Despite Celia’s lack of a modernist sensibility, her appreciation of certain modernist works has increased with time. More
Pretty much everything in Millennium Park is kitsch rather than art, in my opinion, excepting perhaps the Lurie Garden. The ickiest elements in the Park are the two “interactive” light pillars that are part of the Jaume Plensa-designed Crown Fountain.
The fountain is unquestionably a big crowd pleaser, with its no-holds-barred water attraction, but the pillars are grotesque and intrusive, and we residents are stuck with them 24/7. They could have been so much better! No one talks about how they have absolutely no aesthetic charm on three of their four sides.
What’s your opinion?
Shall Celia become famous for her photographs of Grant’s statue? It’s scarcely likely. Isn’t it wonderful, though, when a subject of interest identifies itself, and the two of you become acquainted?
Celia imagines the body of her future photographs of Grant and his horse Cincinnati spread out around her, showing them at different times of day, in different seasons, the pictures taken from various vantages, chosen (or not chosen), but in any event each revealing something special about the statue, the time, and the surroundings.
Unlike many of the major sculptures in Chicago’s parks, the Grant equestrian statue is well sited and has been given the prominence that it deserves. Many beautiful works of sculpture have been less lucky. Many that once stood out against the landscape have since disappeared behind mature plantings or too tall trees. Signage impairs the dignity of some, while others are dwarfed by mountains of urban clutter that have grown up behind them.
Despite the hi-rises that you see in this picture, Grant’s statue has largely escaped this fate, thanks to the costly and enormous stone mount on which it sits, and thanks to its location in the park, next to a large pond (not visible in this picture), which has given it the geographical protection that it deserves.
The Grant equestrian sculpture in Lincoln Park is one of my favorites. I take a picture of it whenever I can. On this day, Grant and his horse were engulfed in gray, which, being the color of the Confederate uniform, was probably not the happiest circumstance. But apt.
The setting and grand stone base help make this sculpture, formally titled Grant Rides Again. The work of an Italian-born artist named Louis T. Rebisso, it was unveiled on October 4, 1891, to a crowd of some 200,000 people, an immediate and enduring success.
Grant was famous for his love of horses. His favorite horse during the Civil War was Cincinnati. (He also rode a pony by the name of Jeff Davis.) I tried to find out whether the horse shown here is Cincinnati, but I couldn’t. Anyone happen to know for certain?
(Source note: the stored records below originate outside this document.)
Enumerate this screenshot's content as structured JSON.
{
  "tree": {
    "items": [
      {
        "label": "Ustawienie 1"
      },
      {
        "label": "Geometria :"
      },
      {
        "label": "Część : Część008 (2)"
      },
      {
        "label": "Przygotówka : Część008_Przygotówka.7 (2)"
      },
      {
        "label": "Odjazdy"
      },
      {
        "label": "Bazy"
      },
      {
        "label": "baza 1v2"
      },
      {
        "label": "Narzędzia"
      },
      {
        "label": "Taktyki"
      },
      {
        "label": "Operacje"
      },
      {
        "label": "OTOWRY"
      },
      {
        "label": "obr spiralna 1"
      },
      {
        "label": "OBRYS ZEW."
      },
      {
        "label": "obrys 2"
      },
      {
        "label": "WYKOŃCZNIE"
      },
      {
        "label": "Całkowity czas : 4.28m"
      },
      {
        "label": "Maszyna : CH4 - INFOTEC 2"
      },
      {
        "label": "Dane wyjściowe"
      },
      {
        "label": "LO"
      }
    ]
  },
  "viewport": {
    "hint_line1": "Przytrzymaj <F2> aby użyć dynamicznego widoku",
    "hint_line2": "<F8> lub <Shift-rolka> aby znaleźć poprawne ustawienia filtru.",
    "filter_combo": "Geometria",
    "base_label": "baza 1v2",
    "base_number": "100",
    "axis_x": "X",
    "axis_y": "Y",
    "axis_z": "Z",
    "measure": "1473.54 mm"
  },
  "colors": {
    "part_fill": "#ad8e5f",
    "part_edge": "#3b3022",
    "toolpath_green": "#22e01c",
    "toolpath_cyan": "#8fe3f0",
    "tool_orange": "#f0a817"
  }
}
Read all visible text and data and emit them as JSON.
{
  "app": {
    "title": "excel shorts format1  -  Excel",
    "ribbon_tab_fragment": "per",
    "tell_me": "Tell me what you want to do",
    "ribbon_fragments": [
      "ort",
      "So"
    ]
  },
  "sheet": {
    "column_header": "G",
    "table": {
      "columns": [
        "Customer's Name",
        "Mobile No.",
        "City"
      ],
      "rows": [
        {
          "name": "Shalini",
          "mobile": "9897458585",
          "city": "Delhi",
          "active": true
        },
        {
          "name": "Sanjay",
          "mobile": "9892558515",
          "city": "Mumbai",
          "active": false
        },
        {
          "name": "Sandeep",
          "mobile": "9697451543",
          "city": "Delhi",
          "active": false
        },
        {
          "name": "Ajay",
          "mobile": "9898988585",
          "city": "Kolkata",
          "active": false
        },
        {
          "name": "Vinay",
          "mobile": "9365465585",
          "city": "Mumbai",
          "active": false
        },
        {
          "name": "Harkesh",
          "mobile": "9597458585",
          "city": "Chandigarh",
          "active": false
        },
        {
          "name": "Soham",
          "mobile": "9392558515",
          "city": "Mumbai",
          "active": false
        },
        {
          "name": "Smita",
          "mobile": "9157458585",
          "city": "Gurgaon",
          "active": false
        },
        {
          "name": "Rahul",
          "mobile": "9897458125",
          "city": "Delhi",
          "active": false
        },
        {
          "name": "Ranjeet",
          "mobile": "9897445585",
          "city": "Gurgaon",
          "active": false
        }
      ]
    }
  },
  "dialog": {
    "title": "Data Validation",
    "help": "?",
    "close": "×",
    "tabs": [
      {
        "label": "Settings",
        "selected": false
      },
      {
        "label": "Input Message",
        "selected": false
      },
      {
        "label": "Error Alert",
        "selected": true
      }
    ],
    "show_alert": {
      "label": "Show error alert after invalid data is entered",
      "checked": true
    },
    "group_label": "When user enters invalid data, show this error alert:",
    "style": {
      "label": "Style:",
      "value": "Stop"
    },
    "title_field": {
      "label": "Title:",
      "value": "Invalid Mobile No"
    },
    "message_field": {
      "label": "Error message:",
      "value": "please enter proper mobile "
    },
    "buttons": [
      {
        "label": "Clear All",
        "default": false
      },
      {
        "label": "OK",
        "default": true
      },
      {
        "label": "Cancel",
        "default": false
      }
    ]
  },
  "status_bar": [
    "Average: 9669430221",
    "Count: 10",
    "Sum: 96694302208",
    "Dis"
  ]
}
Click image to enlarge.
Is it a bird, or a plane, or Christmas coming at us, tied up in a bow?
Alexander Calder’s Flamingo, newly refurbished, lets Celia know, it’s not just December, it’s Chicago.
Hulking yet cheering, it jolts the black-and-white geometry of the modern city, its red curving energy infusing an ordinary scene.
This marvelous sculpture has just appeared in Lincoln Park. It’s a life-size buffalo that you can see from your car when you’re stuck on Cannon Drive waiting for the light to change near the nature museum. I walked by the other day to get a closer look. The thing is magnificent—so true to life, yet appealing as art because of the sculptor’s masterful use of oxidized steel.
Alexander Calder’s Flamingo has been undergoing renovation, shrouded in scaffolding and a boxy shell of plastic wrap for many weeks. Finally, the wrappings came off, revealing its newly resplendent glory. I couldn’t resist taking this picture of the flamingo in its “vanishing habitat.”